Three Ways to Honor Juneteenth Within the Workplace
What is it?
Juneteenth, short for “June Nineteenth”, celebrates June 19, 1865 when Federal troops arrived in Texas to secure freedom for enslaved African Americans there. In response to the signing of the Emancipation Proclamations two years prior, slave owners moved their slaves south to avoid its enforcement. While Juneteenth did not mark the end of slavery for all enslaved African Americans (as some slaveholders withheld information regarding emancipation until after they had exhausted the services of their slaves), it stands as a celebrated day of independence for many within the African American community.
Honoring Juneteenth Within the Workplace

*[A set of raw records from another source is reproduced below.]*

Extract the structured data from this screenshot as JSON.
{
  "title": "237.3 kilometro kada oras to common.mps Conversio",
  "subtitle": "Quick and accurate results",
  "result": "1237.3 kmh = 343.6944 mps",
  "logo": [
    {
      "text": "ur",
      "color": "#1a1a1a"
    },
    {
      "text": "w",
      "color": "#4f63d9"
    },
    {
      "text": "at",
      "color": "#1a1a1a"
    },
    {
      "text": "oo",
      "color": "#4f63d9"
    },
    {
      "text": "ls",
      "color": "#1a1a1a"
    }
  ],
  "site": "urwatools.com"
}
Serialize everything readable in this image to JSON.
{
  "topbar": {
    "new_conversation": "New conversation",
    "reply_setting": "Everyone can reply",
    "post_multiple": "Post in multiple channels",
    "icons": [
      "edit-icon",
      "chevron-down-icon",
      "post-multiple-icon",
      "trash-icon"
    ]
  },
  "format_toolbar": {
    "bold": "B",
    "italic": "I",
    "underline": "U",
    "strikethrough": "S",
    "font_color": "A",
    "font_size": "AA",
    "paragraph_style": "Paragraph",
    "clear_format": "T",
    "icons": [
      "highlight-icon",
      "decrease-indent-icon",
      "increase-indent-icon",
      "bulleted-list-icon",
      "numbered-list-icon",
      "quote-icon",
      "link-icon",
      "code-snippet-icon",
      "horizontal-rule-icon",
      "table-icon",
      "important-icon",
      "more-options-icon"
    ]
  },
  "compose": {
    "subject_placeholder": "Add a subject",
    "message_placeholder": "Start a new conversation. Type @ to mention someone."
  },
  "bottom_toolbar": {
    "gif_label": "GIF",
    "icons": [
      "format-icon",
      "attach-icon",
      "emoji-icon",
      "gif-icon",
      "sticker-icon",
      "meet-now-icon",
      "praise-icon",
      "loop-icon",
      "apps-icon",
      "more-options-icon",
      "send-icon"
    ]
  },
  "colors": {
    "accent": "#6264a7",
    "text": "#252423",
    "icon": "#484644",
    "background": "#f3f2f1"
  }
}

In June 2021, the Biden administration made Juneteenth a national holiday. It follows, then, that this year many more businesses have looked to mark the holiday for the first time. Given many American workers are just newly being introduced to Juneteenth, it is even more important for businesses to make it a point to both acknowledge and highlight the holiday.
What does it look like to celebrate Juneteenth in the workplace? We offer some suggestions below.
Deepen your Understanding
It’s sometimes uncomfortable to place oneself in conversations centering on diversity concerns – it is much easier to generalize and interact with the information at a distance. This Juneteenth, we challenge you to do more.
The simplest way to achieve this is to move past general knowledge about racial issues and find ways to personalize it. For example, instead of simply reading a blog or post about racial issues, host a conversation amongst colleagues concerning the ways in which racial issues present in your workplace.
Dig deeper – instead of reading about how White descendants engaged in racial violence, soul search and discover the ways that you might be presently complicit in some of the racial concerns.
Leaders who do this encourage the rest of their teams to also take steps towards open and vulnerable conversations about race.
Personalize the Holiday
It is true that Juneteenth signaled the true freedom of African American slaves in the South. It also paved the way for previously unavailable opportunities that had been available to White Americans for some time.
What better time than the celebration of Juneteenth for companies to review their DE&I initiatives and goals? How can your company commit to or revamp its DE&I initiatives? How can you increase access and opportunities for Black professionals within your field?
Additionally, consider monetary support to Black initiatives and for Black-owned businesses. While the sentiment is a start, financial support is a tangible way to effect lasting change.
Conversations on diversity and inclusion can be difficult; although much less difficult than the traumatic lived experiences of the minorities on which those conversations often center. Mere conversational difficulty should not prevent companies from doing more. The potential danger in celebrating Juneteenth is complacency (as though the DE&I work for the month or year has been completed).
Instead, businesses should look to celebrate diversity in all forms. Yes, celebrate Juneteenth… but also take the opportunity to celebrate other sources of diversity within your workplace. Do not let a Juneteenth celebration become a token or a missed opportunity to continue the important conversations of diversity, equity, and inclusion in the workplace and beyond.
By: Niwa Babayemi